Work item. Count every line in the entries that follow where the word "icon" appears, then state only the total.

*** Material to process ***

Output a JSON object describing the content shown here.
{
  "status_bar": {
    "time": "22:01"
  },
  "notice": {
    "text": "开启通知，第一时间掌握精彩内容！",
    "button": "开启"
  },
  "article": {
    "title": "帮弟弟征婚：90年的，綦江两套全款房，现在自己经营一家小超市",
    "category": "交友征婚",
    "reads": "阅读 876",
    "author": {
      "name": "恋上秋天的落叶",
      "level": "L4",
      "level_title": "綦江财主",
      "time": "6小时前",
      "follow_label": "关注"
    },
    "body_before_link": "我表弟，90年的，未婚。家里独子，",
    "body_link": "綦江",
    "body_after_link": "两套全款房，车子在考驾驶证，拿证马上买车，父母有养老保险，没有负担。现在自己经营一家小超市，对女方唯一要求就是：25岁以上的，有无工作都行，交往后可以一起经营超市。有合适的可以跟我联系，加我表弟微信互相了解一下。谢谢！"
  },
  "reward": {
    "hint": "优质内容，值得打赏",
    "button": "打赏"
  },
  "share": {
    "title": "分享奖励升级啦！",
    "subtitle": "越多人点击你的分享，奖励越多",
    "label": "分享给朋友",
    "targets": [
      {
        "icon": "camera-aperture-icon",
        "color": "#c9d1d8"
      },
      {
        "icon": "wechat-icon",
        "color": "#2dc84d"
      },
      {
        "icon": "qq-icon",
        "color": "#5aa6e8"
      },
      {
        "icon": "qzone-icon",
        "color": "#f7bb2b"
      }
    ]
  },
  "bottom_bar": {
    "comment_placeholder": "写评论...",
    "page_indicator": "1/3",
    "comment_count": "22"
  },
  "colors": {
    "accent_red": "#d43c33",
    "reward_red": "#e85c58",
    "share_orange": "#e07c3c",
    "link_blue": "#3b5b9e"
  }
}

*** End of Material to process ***

Completed task. 4